Suzanne Hartmann is the author of Fast Track Thrillers. Book #1, PERIL, is her debut novel and was just released last month. She has also written the non-fiction book, WRITE THIS WAY: TAKE YOUR WRITING TO A NEW LEVEL, a blueprint for writing a novel for the novice and a revising resource for the veteran author. In addition to wife and homeschool mom, she is a consulting editor for Port Yonder Press. She and her family reside in the ST. LOUIS metro-east area. Suzanne operates the website, FICTION WITH A TWIST and maintains a blog, WRITE THIS WAY, to offer resources on the craft of writing, as well as a critique service, to help authors improve their writing and take it to a new level. Below, Suzanne shares her journey from un-published to published author.
How many complete novels have you written so far?
That depends on your definition of “completed.” If you include the Nano draft of my second book (which needs LOTS of revision), then 2.
How many of those have been published? One
Years you’ve been writing: Five
First thing you ever had published: Four short stories to Millikin Publishing for a reading workbook
In a paragraph or two, describe what the road to novel/book publication was like for you. I was so clueless when I started writing my first novel. After I finished the first draft, I had a couple of people review it for me. Then God led me to some Christian writing forums, and from there to an awesome critique group. After spending five months doing a major revision under the guidance of my critique partners, I felt I had polished it enough to send “my baby” out to agents.
Six months–and many rejections later–I realized the manuscript needed another serious revision. That led to cutting the wordcount from 117K to 89K (yes, I actually cut out about 25% of the words!). Following that came another round of query letter s and rejections. Eventually “out of the blue” (but I know it was by God’s prompting) a critique partner offered to send a referral to her agent, who just happened to be on the top of my list of agents to contact. Although he initially rejected the manuscript, he said I could revise the first few chapters and resubmit. That was the key. He loved the new beginning and offered me a contract!
It took another year and a half of waiting before OakTara offered a publishing contract. This time the waiting was even harder because I wasn’t the only one (or even the main one) making the decisions regarding who to query. I had to put my faith in the agent God had led me to.
Are you a fan of writing contests? Why or why not? No. Most of the time judges are not adequately trained. So you end up with judges marking people down to a 3 for just a few grammatical errors and others giving a 5 just because they like the story. Many times it ends up being luck-of-the-draw. Not to denegrate those who win–to get 3 judges to give high scores means that it is an excellent book–but I think there are many other entries out there that could have had a shot at winning if they had better judges.
Describe the first time you got “The Call.” When I saw my agent’s name on Caller ID, I knew it was either really good news or really bad news. When he said that I’d been offered a contract, I let out a strangled squeal, then thanked him profusely, although my voice probably sounded squeaky. I shook for hours afterwards and could think of nothing else for the rest of the day (or maybe more).

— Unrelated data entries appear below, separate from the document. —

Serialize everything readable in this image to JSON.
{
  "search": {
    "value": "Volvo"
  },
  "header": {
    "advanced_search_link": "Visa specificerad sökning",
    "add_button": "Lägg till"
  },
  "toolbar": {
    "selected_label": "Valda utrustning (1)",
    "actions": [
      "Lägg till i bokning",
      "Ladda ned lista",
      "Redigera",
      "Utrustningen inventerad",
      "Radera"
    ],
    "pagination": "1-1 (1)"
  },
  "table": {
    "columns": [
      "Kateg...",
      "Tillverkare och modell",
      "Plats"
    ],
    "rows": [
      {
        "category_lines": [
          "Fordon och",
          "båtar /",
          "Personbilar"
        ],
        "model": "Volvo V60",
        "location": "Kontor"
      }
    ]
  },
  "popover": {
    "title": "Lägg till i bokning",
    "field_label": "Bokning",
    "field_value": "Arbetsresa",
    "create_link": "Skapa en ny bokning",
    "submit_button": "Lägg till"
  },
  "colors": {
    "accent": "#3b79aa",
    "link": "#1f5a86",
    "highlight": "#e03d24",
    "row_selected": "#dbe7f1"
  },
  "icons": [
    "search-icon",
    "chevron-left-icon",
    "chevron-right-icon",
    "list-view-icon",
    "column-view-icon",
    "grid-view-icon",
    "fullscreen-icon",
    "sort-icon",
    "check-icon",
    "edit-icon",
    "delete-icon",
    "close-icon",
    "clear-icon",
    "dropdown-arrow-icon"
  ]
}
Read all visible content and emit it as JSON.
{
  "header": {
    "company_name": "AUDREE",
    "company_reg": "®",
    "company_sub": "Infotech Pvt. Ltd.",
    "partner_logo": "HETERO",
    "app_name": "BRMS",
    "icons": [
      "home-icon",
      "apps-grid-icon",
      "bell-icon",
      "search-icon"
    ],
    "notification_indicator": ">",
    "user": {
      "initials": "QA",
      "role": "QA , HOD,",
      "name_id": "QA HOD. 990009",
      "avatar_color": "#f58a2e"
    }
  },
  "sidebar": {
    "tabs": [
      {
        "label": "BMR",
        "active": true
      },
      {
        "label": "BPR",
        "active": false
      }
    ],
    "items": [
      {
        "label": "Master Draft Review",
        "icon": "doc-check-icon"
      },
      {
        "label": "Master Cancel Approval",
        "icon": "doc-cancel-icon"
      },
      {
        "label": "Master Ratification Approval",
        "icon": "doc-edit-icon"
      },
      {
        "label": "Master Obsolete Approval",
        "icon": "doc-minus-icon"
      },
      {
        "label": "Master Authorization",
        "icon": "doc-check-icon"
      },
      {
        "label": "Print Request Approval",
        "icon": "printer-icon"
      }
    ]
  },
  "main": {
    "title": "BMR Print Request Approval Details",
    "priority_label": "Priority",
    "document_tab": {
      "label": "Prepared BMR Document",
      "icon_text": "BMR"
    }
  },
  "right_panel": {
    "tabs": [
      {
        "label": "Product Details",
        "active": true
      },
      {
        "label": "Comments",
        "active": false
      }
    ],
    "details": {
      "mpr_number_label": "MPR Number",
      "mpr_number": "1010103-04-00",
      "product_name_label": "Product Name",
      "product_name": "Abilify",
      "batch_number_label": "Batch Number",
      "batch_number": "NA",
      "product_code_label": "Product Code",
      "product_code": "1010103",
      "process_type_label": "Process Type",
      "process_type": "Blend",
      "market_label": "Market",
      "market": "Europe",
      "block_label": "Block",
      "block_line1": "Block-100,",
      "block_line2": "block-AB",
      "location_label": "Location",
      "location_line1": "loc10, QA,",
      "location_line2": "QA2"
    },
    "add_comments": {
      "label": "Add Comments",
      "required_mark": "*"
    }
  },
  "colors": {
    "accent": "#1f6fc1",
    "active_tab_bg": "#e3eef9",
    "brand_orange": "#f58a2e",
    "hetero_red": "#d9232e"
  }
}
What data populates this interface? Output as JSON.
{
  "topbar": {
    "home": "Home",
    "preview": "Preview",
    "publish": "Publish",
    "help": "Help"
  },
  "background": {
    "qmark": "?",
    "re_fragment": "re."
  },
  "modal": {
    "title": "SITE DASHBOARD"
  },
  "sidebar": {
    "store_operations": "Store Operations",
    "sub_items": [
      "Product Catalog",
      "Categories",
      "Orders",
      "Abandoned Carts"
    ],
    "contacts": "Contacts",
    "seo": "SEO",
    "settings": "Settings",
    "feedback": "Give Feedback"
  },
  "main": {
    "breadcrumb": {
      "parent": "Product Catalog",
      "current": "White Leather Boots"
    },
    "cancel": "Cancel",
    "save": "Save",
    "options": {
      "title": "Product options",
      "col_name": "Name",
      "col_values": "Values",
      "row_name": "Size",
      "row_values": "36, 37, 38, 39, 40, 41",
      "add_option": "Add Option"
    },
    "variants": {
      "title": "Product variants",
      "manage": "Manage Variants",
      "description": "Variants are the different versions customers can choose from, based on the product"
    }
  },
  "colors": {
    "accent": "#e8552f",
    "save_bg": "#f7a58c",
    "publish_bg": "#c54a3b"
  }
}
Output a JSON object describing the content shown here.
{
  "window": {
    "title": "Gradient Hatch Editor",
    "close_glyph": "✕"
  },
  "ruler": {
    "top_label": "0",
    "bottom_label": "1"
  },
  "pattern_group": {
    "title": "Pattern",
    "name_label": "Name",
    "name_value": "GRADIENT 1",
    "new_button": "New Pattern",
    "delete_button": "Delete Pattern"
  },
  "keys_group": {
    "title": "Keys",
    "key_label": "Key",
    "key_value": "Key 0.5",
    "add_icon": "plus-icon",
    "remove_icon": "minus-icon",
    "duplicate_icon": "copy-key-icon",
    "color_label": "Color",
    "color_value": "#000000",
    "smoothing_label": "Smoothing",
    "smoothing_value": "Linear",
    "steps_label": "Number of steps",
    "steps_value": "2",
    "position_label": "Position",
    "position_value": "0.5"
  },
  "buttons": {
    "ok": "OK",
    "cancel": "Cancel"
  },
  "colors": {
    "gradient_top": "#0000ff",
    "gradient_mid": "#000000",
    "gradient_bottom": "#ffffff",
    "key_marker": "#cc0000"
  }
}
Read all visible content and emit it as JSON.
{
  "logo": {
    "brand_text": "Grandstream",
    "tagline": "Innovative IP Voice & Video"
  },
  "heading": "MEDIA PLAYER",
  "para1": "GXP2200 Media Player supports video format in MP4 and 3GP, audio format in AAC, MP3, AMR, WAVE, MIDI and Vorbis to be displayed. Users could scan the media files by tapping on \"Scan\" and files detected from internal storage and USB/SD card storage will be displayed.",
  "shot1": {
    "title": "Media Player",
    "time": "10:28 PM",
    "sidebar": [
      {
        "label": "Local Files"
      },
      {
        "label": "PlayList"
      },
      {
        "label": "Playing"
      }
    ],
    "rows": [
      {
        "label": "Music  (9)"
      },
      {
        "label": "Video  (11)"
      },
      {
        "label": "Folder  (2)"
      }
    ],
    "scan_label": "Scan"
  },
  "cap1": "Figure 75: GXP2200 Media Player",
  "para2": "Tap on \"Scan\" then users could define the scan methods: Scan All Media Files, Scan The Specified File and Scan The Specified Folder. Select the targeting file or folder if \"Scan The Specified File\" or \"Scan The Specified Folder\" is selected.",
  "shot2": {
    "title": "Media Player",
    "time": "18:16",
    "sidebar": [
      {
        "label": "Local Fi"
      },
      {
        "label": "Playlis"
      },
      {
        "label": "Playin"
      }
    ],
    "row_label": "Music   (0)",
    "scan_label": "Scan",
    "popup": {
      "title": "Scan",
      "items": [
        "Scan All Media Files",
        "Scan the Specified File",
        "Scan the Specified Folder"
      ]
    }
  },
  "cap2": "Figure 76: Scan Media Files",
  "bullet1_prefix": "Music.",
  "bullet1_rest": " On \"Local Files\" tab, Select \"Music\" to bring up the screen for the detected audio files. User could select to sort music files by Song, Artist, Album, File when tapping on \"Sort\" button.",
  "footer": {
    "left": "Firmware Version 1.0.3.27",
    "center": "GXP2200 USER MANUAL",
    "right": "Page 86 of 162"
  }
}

What do you know now that you wish you knew when you were first starting out? I was so clueless when I first started writing that it’s impossible to pick out only a few things that I needed to know. But God was good in that He DIDN’T let me know many things at the beginning. If I’d known how far out of my comfort zone He was going to take me, I might never have started writing.
Three books on writing/publishing you’d recommend:
The First Five Pages (Noah Lukeman)
Writing Fiction for Dummies (Randy Ingermanson)
Write This Way: Take Your Writing to a New Level (Suzanne Hartmann)
How is being published different than you thought it would be? It’s a LOT more work to market your book than I expected.
What are two pieces of advice you would give to writers who are desperately seeking publication? Be willing to learn, and be persistent.
MORE JOURNEYS TO PUBLICATION